When does a probationary period provision become enforceable? This is a question that often arises in the realm of employment law. Many employers include probationary periods in their employment contracts, but there are certain factors that determine whether or not these provisions are legally binding. In this article, I’ll explore the key considerations that come into play when determining the enforceability of a probationary period provision.
Probationary periods can serve as a valuable tool for employers to assess the suitability of new employees. However, simply including a probationary period provision in an employment contract does not automatically make it enforceable. There are legal requirements that must be met for such a provision to be binding. In this article, we’ll delve into the factors that determine when a probationary period provision becomes enforceable.
When Does A Probationary Period Provision Become Effective in A Health Insurance Contract
A probationary period provision is a clause included in an employment contract that outlines a specific period of time during which an employer can assess an employee’s performance and suitability for the position. This provision typically allows the employer to terminate the employee without cause within the probationary period.
During a probationary period, both the employer and the employee have the opportunity to evaluate the working relationship and determine if it is a good fit. This period of evaluation can be beneficial for both parties, as it gives the employer a chance to assess the employee’s skills, work ethic, and ability to meet expectations, while also providing the employee with the opportunity to demonstrate their capabilities and adapt to the company’s culture.

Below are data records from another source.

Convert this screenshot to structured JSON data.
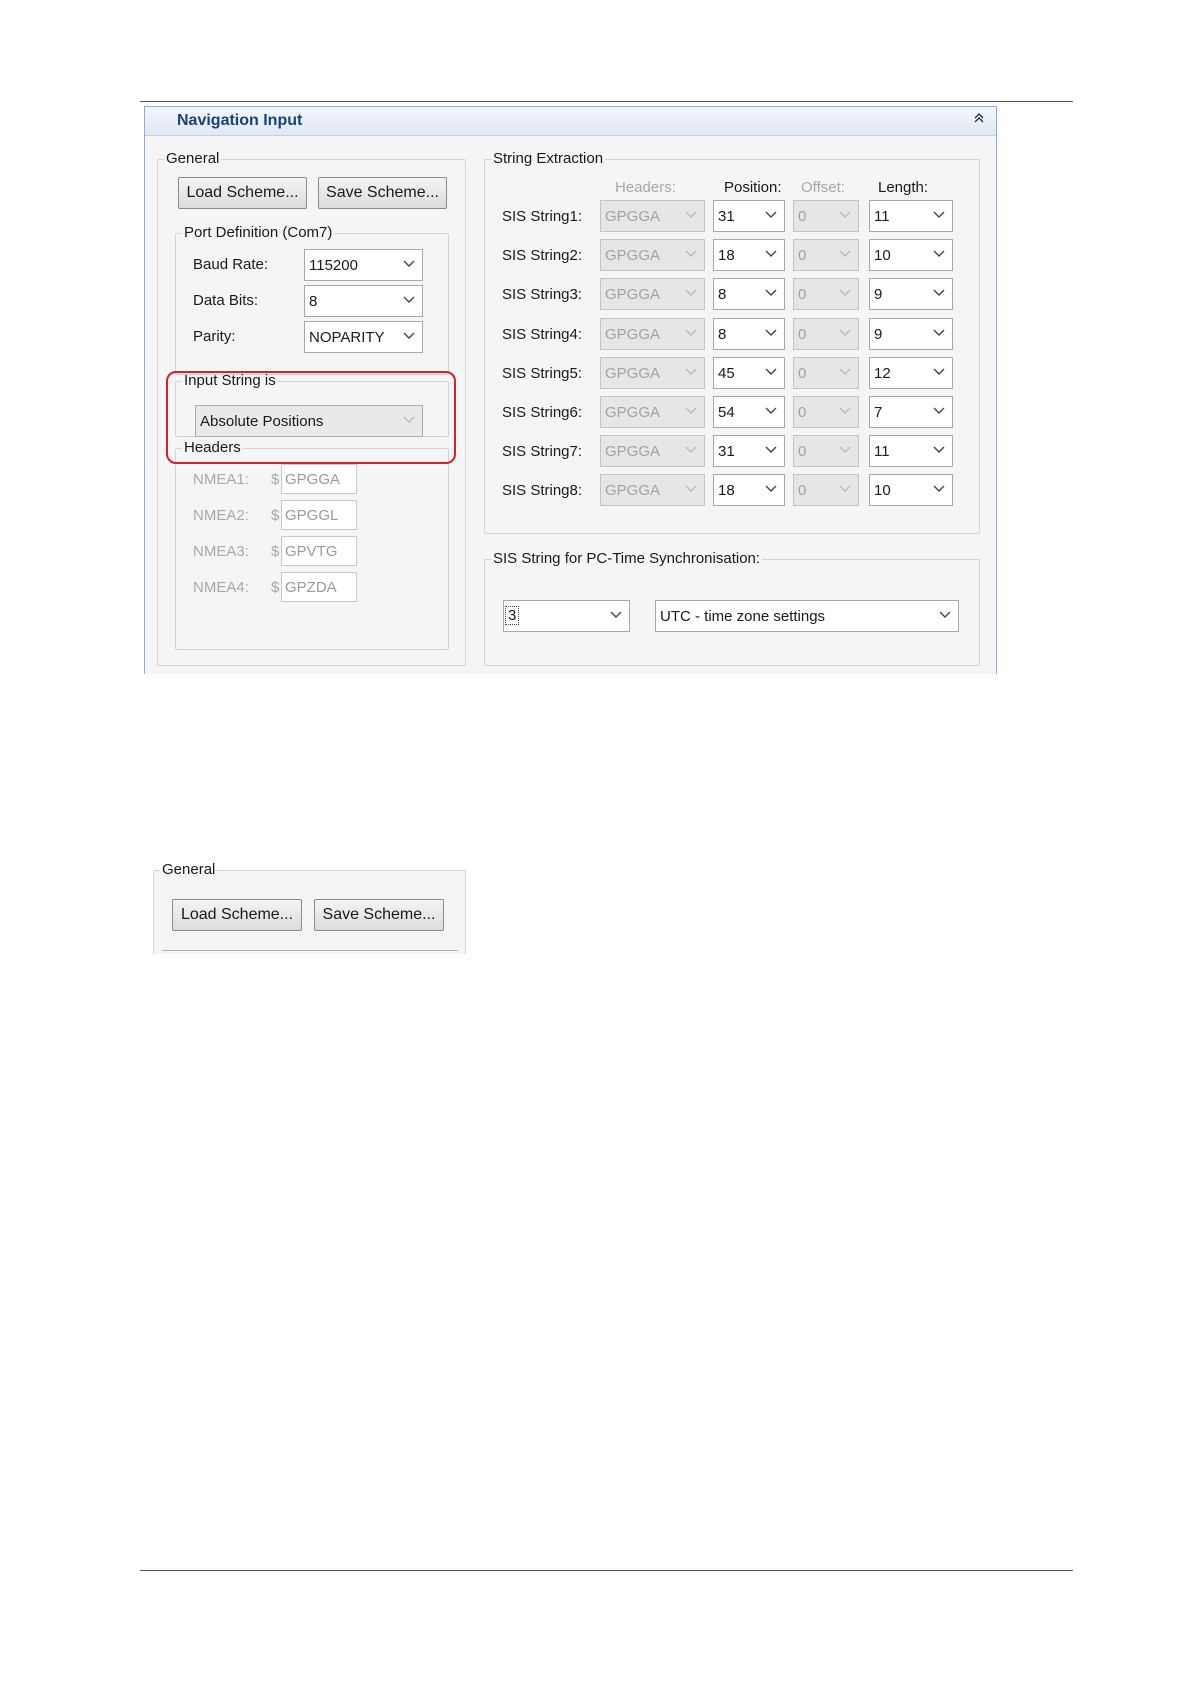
{
  "panel": {
    "title": "Navigation Input"
  },
  "general": {
    "legend": "General",
    "load_label": "Load Scheme...",
    "save_label": "Save Scheme...",
    "port": {
      "legend": "Port Definition (Com7)",
      "baud_label": "Baud Rate:",
      "baud_value": "115200",
      "databits_label": "Data Bits:",
      "databits_value": "8",
      "parity_label": "Parity:",
      "parity_value": "NOPARITY"
    },
    "input_string": {
      "legend": "Input String is",
      "value": "Absolute Positions"
    },
    "headers": {
      "legend": "Headers",
      "items": [
        {
          "label": "NMEA1:",
          "prefix": "$",
          "value": "GPGGA"
        },
        {
          "label": "NMEA2:",
          "prefix": "$",
          "value": "GPGGL"
        },
        {
          "label": "NMEA3:",
          "prefix": "$",
          "value": "GPVTG"
        },
        {
          "label": "NMEA4:",
          "prefix": "$",
          "value": "GPZDA"
        }
      ]
    }
  },
  "extraction": {
    "legend": "String Extraction",
    "col_headers": "Headers:",
    "col_position": "Position:",
    "col_offset": "Offset:",
    "col_length": "Length:",
    "rows": [
      {
        "label": "SIS String1:",
        "header": "GPGGA",
        "position": "31",
        "offset": "0",
        "length": "11"
      },
      {
        "label": "SIS String2:",
        "header": "GPGGA",
        "position": "18",
        "offset": "0",
        "length": "10"
      },
      {
        "label": "SIS String3:",
        "header": "GPGGA",
        "position": "8",
        "offset": "0",
        "length": "9"
      },
      {
        "label": "SIS String4:",
        "header": "GPGGA",
        "position": "8",
        "offset": "0",
        "length": "9"
      },
      {
        "label": "SIS String5:",
        "header": "GPGGA",
        "position": "45",
        "offset": "0",
        "length": "12"
      },
      {
        "label": "SIS String6:",
        "header": "GPGGA",
        "position": "54",
        "offset": "0",
        "length": "7"
      },
      {
        "label": "SIS String7:",
        "header": "GPGGA",
        "position": "31",
        "offset": "0",
        "length": "11"
      },
      {
        "label": "SIS String8:",
        "header": "GPGGA",
        "position": "18",
        "offset": "0",
        "length": "10"
      }
    ]
  },
  "sync": {
    "legend": "SIS String for PC-Time Synchronisation:",
    "string_value": "3",
    "timezone_value": "UTC - time zone settings"
  },
  "crop": {
    "legend": "General",
    "load_label": "Load Scheme...",
    "save_label": "Save Scheme..."
  }
}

Purpose of a Probationary Period Provision
A probationary period provision in an employment contract serves multiple purposes for both employers and employees. This section explores the key reasons why employers include such provisions and what benefits they offer.
Assessing Job Performance
The primary purpose of a probationary period provision is to provide employers with an opportunity to assess the job performance and suitability of a newly hired employee. During this period, employers can closely monitor the employee’s performance, skills, and abilities to determine if they meet the expectations of the role. It allows employers to evaluate whether the employee is the right fit for the position and the company culture.
Identifying Training and Development Needs
Another important aspect of a probationary period provision is to identify any training and development needs of the employee. Employers can use this period to identify areas where the employee may require additional training or support to successfully perform their job duties. This allows employers to provide necessary resources and guidance to help the employee improve their skills and excel in their role.
Ensuring a Good Fit
A probationary period provision also benefits employees by giving them an opportunity to evaluate whether the job and the company are a good fit for them. It allows employees to assess the work environment, company culture, and job responsibilities to determine if they align with their career goals and personal needs. If the employee finds that the position is not suitable for them, they have the flexibility to explore other opportunities without any long-term commitments.
Reducing Legal Risks
From an employer’s perspective, a probationary period provision can help mitigate legal risks associated with terminating an employment contract. If an employer determines during the probationary period that the employee is not meeting the job requirements, they have the option to terminate the contract without facing potential legal consequences. This provision provides employers with a level of protection and flexibility in managing their workforce.
Determining the duration of a probationary period provision in an employment contract requires careful consideration of various factors, including job complexity, training needs, industry norms, and legal requirements. Clear communication of the probationary period duration is crucial to ensure that both the employer and employee are on the same page. The purpose of this provision is to assess job performance, identify training needs, and ensure a good fit for both parties.